**Action item:** Print the data exactly as it is given, please.

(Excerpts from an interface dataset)

□ □ □ □

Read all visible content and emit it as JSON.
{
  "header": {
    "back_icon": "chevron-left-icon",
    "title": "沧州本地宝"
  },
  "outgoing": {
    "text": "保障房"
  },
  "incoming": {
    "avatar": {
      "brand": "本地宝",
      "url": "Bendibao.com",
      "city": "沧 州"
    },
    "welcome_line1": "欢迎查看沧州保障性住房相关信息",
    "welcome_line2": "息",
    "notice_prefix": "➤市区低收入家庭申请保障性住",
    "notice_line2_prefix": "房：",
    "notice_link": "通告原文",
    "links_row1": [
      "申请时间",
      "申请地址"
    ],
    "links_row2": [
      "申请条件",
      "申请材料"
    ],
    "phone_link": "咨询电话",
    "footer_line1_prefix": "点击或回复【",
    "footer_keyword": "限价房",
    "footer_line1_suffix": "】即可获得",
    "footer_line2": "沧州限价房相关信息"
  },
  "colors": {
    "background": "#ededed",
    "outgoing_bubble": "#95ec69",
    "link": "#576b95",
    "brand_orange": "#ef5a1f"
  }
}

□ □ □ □

**Answer for this exercise:**
Read all visible content and emit it as JSON.
{
  "header": {
    "back_icon": "chevron-left-icon",
    "title": "沧州本地宝"
  },
  "outgoing": {
    "text": "保障房"
  },
  "incoming": {
    "avatar": {
      "brand": "本地宝",
      "url": "Bendibao.com",
      "city": "沧 州"
    },
    "welcome_line1": "欢迎查看沧州保障性住房相关信息",
    "welcome_line2": "息",
    "notice_prefix": "➤市区低收入家庭申请保障性住",
    "notice_line2_prefix": "房：",
    "notice_link": "通告原文",
    "links_row1": [
      "申请时间",
      "申请地址"
    ],
    "links_row2": [
      "申请条件",
      "申请材料"
    ],
    "phone_link": "咨询电话",
    "footer_line1_prefix": "点击或回复【",
    "footer_keyword": "限价房",
    "footer_line1_suffix": "】即可获得",
    "footer_line2": "沧州限价房相关信息"
  },
  "colors": {
    "background": "#ededed",
    "outgoing_bubble": "#95ec69",
    "link": "#576b95",
    "brand_orange": "#ef5a1f"
  }
}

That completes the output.